Entries from a dataset of interfaces
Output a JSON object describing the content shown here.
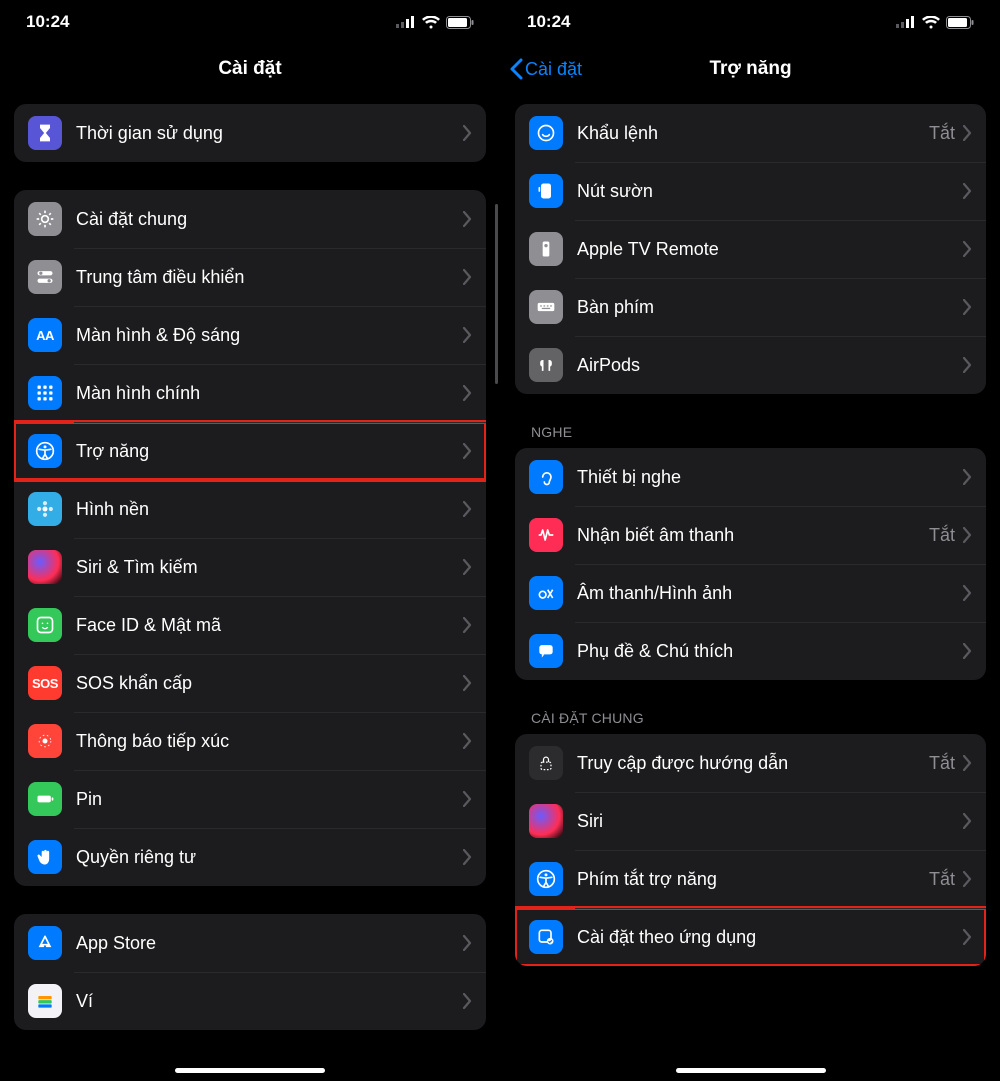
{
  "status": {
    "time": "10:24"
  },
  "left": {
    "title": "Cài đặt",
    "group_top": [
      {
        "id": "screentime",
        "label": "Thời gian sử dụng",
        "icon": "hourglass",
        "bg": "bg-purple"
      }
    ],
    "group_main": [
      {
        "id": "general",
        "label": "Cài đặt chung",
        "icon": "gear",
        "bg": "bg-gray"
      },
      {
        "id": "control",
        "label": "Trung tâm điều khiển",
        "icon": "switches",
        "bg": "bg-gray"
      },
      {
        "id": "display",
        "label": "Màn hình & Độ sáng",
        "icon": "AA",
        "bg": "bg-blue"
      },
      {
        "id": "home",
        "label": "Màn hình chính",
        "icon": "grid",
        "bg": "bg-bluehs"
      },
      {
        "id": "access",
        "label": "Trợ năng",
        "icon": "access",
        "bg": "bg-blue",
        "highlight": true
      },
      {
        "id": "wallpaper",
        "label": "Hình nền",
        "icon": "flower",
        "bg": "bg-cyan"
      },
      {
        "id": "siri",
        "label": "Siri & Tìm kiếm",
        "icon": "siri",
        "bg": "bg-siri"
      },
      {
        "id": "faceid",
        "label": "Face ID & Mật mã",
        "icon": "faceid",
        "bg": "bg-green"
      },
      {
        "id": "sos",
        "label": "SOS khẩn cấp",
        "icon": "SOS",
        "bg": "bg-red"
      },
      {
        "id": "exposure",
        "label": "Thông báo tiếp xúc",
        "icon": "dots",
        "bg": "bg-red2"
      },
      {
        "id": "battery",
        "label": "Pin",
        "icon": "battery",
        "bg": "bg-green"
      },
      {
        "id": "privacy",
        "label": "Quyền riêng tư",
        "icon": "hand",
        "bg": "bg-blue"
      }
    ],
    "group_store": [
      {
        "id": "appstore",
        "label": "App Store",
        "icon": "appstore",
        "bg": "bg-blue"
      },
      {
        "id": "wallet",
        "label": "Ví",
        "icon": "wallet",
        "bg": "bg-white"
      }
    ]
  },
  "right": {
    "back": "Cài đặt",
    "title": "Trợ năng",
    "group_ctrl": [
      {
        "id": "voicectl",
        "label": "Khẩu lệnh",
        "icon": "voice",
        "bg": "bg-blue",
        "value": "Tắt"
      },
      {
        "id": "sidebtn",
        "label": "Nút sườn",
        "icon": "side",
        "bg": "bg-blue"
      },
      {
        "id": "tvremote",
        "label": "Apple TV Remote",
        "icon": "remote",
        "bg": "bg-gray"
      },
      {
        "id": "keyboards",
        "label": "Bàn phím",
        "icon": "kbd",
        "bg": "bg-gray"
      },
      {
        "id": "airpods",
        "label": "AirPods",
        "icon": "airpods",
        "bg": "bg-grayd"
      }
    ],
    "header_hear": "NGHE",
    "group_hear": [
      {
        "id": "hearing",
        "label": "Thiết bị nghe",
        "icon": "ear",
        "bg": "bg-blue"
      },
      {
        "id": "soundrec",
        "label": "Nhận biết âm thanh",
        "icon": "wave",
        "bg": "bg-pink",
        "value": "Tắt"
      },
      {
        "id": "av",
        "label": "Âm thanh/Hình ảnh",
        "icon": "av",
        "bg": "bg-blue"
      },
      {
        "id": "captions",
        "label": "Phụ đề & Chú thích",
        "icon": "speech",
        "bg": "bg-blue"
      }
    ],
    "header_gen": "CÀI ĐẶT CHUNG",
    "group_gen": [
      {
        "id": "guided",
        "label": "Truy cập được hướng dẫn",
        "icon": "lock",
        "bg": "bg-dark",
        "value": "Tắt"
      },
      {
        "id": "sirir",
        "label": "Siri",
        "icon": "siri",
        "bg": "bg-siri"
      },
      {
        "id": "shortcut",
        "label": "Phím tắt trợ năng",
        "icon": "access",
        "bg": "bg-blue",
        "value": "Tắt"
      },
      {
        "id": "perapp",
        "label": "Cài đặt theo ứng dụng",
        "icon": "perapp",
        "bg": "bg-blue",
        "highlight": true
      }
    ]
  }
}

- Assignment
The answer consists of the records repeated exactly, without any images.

- Solved problem
Output a JSON object describing the content shown here.
{
  "status": {
    "time": "10:24"
  },
  "left": {
    "title": "Cài đặt",
    "group_top": [
      {
        "id": "screentime",
        "label": "Thời gian sử dụng",
        "icon": "hourglass",
        "bg": "bg-purple"
      }
    ],
    "group_main": [
      {
        "id": "general",
        "label": "Cài đặt chung",
        "icon": "gear",
        "bg": "bg-gray"
      },
      {
        "id": "control",
        "label": "Trung tâm điều khiển",
        "icon": "switches",
        "bg": "bg-gray"
      },
      {
        "id": "display",
        "label": "Màn hình & Độ sáng",
        "icon": "AA",
        "bg": "bg-blue"
      },
      {
        "id": "home",
        "label": "Màn hình chính",
        "icon": "grid",
        "bg": "bg-bluehs"
      },
      {
        "id": "access",
        "label": "Trợ năng",
        "icon": "access",
        "bg": "bg-blue",
        "highlight": true
      },
      {
        "id": "wallpaper",
        "label": "Hình nền",
        "icon": "flower",
        "bg": "bg-cyan"
      },
      {
        "id": "siri",
        "label": "Siri & Tìm kiếm",
        "icon": "siri",
        "bg": "bg-siri"
      },
      {
        "id": "faceid",
        "label": "Face ID & Mật mã",
        "icon": "faceid",
        "bg": "bg-green"
      },
      {
        "id": "sos",
        "label": "SOS khẩn cấp",
        "icon": "SOS",
        "bg": "bg-red"
      },
      {
        "id": "exposure",
        "label": "Thông báo tiếp xúc",
        "icon": "dots",
        "bg": "bg-red2"
      },
      {
        "id": "battery",
        "label": "Pin",
        "icon": "battery",
        "bg": "bg-green"
      },
      {
        "id": "privacy",
        "label": "Quyền riêng tư",
        "icon": "hand",
        "bg": "bg-blue"
      }
    ],
    "group_store": [
      {
        "id": "appstore",
        "label": "App Store",
        "icon": "appstore",
        "bg": "bg-blue"
      },
      {
        "id": "wallet",
        "label": "Ví",
        "icon": "wallet",
        "bg": "bg-white"
      }
    ]
  },
  "right": {
    "back": "Cài đặt",
    "title": "Trợ năng",
    "group_ctrl": [
      {
        "id": "voicectl",
        "label": "Khẩu lệnh",
        "icon": "voice",
        "bg": "bg-blue",
        "value": "Tắt"
      },
      {
        "id": "sidebtn",
        "label": "Nút sườn",
        "icon": "side",
        "bg": "bg-blue"
      },
      {
        "id": "tvremote",
        "label": "Apple TV Remote",
        "icon": "remote",
        "bg": "bg-gray"
      },
      {
        "id": "keyboards",
        "label": "Bàn phím",
        "icon": "kbd",
        "bg": "bg-gray"
      },
      {
        "id": "airpods",
        "label": "AirPods",
        "icon": "airpods",
        "bg": "bg-grayd"
      }
    ],
    "header_hear": "NGHE",
    "group_hear": [
      {
        "id": "hearing",
        "label": "Thiết bị nghe",
        "icon": "ear",
        "bg": "bg-blue"
      },
      {
        "id": "soundrec",
        "label": "Nhận biết âm thanh",
        "icon": "wave",
        "bg": "bg-pink",
        "value": "Tắt"
      },
      {
        "id": "av",
        "label": "Âm thanh/Hình ảnh",
        "icon": "av",
        "bg": "bg-blue"
      },
      {
        "id": "captions",
        "label": "Phụ đề & Chú thích",
        "icon": "speech",
        "bg": "bg-blue"
      }
    ],
    "header_gen": "CÀI ĐẶT CHUNG",
    "group_gen": [
      {
        "id": "guided",
        "label": "Truy cập được hướng dẫn",
        "icon": "lock",
        "bg": "bg-dark",
        "value": "Tắt"
      },
      {
        "id": "sirir",
        "label": "Siri",
        "icon": "siri",
        "bg": "bg-siri"
      },
      {
        "id": "shortcut",
        "label": "Phím tắt trợ năng",
        "icon": "access",
        "bg": "bg-blue",
        "value": "Tắt"
      },
      {
        "id": "perapp",
        "label": "Cài đặt theo ứng dụng",
        "icon": "perapp",
        "bg": "bg-blue",
        "highlight": true
      }
    ]
  }
}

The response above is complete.